Market regulator SEBI had received an anonymous complaints alleging meddling by IL&FS's executives and top management of ratings agencies to obtain high or favourable ratings for the group.
The complainant had alleged that ICRA’s top brass had meddled in assigning high ratings to IL&FS and its subsidiaries. As is well known, since last September, IL&FS has defaulted on its debt payments, triggering a liquidity crisis in the financial services market.
As per the interim report of the serious fraud investigation office (SFIO), the modus operandi of IL&FS group, from 2015 to 2018, was to keep the holding company and its immediate subsidiaries financially viable and healthy, through an unsustainable, pyramidal funding, routing short-term funds borrowed at the holding company or the subsidiary company level to its various step-down or project subsidiaries, as the holding companies' contribution or to avoid default on these companies' borrowing.

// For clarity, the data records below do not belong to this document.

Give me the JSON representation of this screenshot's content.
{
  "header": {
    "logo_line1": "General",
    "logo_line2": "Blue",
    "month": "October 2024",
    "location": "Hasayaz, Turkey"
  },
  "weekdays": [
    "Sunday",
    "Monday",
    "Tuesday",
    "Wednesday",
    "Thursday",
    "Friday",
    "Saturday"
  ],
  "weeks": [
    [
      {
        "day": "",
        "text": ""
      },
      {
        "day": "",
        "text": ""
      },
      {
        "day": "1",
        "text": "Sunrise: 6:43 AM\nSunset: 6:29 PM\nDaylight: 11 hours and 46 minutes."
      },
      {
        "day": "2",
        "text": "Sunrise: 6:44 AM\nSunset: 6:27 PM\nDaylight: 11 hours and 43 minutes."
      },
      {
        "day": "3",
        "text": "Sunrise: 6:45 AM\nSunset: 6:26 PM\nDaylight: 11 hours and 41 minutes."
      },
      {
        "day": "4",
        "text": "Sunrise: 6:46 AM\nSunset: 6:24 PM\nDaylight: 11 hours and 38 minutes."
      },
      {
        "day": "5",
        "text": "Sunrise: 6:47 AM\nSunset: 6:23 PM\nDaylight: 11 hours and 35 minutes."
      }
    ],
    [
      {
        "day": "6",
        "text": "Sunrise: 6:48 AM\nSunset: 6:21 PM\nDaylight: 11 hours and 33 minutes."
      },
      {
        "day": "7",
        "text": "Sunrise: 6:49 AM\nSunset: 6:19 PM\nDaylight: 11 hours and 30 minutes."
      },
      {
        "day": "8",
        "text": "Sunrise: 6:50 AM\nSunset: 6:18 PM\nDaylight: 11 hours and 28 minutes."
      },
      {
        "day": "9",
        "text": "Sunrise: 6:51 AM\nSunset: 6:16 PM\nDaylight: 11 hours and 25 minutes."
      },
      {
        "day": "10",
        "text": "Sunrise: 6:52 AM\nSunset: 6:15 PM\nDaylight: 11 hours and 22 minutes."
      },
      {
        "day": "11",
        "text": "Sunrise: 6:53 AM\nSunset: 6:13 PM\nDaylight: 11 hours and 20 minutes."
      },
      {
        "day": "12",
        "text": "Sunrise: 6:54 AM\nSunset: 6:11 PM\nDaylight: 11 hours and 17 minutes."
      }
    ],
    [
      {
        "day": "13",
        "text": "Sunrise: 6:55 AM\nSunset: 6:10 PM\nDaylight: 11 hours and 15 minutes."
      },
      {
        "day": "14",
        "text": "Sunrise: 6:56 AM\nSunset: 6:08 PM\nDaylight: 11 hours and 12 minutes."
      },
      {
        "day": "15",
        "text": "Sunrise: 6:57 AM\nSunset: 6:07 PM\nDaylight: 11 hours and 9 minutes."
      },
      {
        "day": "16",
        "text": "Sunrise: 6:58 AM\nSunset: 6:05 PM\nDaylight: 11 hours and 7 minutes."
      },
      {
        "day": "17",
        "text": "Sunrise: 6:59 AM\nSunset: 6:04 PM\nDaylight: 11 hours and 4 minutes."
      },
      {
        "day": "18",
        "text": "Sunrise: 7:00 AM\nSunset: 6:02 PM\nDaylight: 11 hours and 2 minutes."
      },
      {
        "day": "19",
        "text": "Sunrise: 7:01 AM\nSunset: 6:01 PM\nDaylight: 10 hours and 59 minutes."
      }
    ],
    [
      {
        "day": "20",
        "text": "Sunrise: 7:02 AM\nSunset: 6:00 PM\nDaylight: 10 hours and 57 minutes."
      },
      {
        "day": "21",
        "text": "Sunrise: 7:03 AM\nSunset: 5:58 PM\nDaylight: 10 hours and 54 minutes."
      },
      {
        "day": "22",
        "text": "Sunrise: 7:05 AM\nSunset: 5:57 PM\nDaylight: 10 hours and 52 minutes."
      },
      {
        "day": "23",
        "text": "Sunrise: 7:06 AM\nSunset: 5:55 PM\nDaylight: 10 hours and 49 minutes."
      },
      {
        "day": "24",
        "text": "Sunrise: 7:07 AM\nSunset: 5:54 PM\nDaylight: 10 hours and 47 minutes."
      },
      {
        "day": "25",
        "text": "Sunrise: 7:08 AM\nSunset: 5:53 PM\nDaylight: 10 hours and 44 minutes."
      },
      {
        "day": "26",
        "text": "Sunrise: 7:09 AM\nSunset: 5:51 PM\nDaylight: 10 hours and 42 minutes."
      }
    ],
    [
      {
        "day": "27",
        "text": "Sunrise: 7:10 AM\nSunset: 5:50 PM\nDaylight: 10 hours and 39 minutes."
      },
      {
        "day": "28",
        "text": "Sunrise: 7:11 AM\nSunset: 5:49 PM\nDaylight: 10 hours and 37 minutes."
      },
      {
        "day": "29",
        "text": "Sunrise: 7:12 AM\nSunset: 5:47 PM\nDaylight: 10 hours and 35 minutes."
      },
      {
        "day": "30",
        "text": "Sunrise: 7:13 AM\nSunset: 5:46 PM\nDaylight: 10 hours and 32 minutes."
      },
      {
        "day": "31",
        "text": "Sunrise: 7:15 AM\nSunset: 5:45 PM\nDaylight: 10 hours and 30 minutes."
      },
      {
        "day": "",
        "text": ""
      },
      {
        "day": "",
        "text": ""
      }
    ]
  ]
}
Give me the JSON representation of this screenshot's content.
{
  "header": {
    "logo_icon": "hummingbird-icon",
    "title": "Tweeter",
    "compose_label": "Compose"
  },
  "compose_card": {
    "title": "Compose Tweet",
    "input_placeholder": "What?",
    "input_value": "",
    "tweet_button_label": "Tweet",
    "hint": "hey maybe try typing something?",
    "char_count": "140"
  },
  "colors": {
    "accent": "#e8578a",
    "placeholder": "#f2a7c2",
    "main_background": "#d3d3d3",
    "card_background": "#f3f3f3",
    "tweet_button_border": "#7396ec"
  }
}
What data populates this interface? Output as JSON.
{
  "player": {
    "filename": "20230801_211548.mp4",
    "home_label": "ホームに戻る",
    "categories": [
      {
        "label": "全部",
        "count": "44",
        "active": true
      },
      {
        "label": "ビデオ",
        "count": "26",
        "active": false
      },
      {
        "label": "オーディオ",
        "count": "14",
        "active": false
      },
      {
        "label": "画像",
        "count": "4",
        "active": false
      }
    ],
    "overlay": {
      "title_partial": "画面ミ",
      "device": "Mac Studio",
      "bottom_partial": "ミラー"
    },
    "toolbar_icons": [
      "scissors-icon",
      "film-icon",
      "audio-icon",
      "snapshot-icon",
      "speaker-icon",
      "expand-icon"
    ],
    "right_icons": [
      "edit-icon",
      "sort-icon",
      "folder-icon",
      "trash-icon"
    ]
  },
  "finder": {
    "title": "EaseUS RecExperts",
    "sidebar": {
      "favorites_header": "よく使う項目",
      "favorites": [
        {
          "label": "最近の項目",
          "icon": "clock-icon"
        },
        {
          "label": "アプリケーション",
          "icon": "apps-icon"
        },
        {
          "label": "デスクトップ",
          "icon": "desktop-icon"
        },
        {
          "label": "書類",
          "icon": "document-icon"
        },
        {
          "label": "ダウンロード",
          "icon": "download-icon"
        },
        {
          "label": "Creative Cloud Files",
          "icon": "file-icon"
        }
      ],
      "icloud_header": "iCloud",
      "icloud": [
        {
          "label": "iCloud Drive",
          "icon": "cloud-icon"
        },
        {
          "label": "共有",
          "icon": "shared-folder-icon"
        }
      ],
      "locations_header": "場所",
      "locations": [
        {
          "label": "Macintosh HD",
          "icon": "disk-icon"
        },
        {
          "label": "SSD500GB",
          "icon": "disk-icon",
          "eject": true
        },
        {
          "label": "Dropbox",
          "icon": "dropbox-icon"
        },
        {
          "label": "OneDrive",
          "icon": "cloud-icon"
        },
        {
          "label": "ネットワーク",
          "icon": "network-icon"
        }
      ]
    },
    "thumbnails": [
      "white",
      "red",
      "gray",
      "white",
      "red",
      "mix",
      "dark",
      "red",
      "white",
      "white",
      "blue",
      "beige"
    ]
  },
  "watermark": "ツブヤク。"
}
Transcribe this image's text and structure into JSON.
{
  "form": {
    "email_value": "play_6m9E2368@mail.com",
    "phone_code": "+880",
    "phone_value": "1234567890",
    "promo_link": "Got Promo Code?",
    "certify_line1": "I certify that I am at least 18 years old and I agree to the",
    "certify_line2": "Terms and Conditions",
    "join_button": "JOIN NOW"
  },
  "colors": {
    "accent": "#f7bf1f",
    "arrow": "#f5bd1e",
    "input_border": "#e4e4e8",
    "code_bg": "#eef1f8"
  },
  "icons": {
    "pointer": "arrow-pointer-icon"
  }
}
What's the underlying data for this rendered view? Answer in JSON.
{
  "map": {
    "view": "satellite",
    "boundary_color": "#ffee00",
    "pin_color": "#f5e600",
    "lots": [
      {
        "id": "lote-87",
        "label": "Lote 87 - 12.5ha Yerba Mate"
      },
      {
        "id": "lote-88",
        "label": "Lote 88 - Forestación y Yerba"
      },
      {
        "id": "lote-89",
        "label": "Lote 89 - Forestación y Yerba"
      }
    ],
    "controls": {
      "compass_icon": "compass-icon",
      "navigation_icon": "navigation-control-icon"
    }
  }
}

The report says, "Defaults in the group companies were avoided for the period by routing funds borrowed by key companies, which projected a financially healthy picture, thus creating an unsustainable bubble in the absence of sufficient revenue generation internally by the IL&FS group."
According to SFIO, this was done to project key subsidiaries of IL&FS as financially sound through the interest charges, dividend and fee-based returns as well as through ever-greening of loan. This allowed IL&FS and its key subsidiaries to enjoy regular dividends, interest payments and high credit ratings.
During September 2018, rating agencies ICRA, CARE and India Ratings downgraded the bonds, long-term loans and short-term commercial papers of IL&FS and its subsidiaries. It is interesting to note that IL&FS did not seek ratings from CRISIL.
The credit ratings of IL&FS’s bond papers went down by nine notches to ‘BB’ grade, which is considered non-investment grade, from ‘AA+’ which indicates a strong financial profile.
The ratings of commercial papers, which are debt papers that mature within a year, went down by six notches to A4 from A1+, another instance of sharp change in the financial profile from strong to very weak.
Several mutual fund (MF) schemes hold the debt papers of IL&FS, and its subsidiaries, in large numbers. The total amount of currently outstanding debt papers held by MF schemes was valued at around Rs2,400 crore as at end-August, before the downgrade.